What you should do: The answer must consist of every line from the entries that holds the word "level".

Supplied material:

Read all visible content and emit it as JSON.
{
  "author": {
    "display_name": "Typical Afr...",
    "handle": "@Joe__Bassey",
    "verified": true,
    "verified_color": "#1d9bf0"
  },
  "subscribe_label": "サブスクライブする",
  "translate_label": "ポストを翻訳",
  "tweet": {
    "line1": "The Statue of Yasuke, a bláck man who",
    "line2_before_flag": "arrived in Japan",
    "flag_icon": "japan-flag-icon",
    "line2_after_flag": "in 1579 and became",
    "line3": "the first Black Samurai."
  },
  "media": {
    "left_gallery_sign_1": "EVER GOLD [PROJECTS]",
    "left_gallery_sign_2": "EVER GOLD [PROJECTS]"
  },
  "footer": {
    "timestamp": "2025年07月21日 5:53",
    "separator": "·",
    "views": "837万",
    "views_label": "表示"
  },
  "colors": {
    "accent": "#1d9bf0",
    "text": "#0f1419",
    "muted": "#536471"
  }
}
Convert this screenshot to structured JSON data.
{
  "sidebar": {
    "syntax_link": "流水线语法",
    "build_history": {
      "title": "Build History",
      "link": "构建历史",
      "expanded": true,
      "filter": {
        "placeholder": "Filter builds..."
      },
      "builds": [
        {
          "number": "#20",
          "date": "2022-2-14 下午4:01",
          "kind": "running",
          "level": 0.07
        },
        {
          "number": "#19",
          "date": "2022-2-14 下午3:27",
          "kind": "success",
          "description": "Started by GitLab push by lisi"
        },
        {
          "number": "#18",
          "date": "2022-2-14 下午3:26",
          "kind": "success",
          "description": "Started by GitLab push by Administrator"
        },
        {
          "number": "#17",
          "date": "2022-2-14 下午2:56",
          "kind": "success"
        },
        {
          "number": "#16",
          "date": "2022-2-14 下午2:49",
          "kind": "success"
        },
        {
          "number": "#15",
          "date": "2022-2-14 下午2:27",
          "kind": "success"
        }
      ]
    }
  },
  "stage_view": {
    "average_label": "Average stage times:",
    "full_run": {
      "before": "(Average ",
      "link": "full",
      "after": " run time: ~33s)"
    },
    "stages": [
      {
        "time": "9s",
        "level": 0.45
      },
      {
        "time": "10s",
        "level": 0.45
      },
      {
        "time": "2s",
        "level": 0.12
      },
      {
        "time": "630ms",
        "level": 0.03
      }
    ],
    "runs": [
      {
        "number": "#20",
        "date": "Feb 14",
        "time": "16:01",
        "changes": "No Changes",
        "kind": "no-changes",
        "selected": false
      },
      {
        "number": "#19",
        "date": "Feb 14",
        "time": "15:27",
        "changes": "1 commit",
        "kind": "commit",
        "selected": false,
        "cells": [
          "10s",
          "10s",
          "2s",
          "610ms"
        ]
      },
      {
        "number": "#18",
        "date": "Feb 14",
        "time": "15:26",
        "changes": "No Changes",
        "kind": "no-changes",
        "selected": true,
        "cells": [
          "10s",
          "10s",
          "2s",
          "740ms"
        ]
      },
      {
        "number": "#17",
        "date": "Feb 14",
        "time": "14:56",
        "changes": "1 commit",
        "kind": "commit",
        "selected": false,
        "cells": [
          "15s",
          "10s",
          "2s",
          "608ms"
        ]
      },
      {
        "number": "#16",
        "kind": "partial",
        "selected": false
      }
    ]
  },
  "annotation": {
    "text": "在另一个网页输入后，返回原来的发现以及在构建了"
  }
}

Written answer:
          "level": 0.07
        "level": 0.45
        "level": 0.45
        "level": 0.12
        "level": 0.03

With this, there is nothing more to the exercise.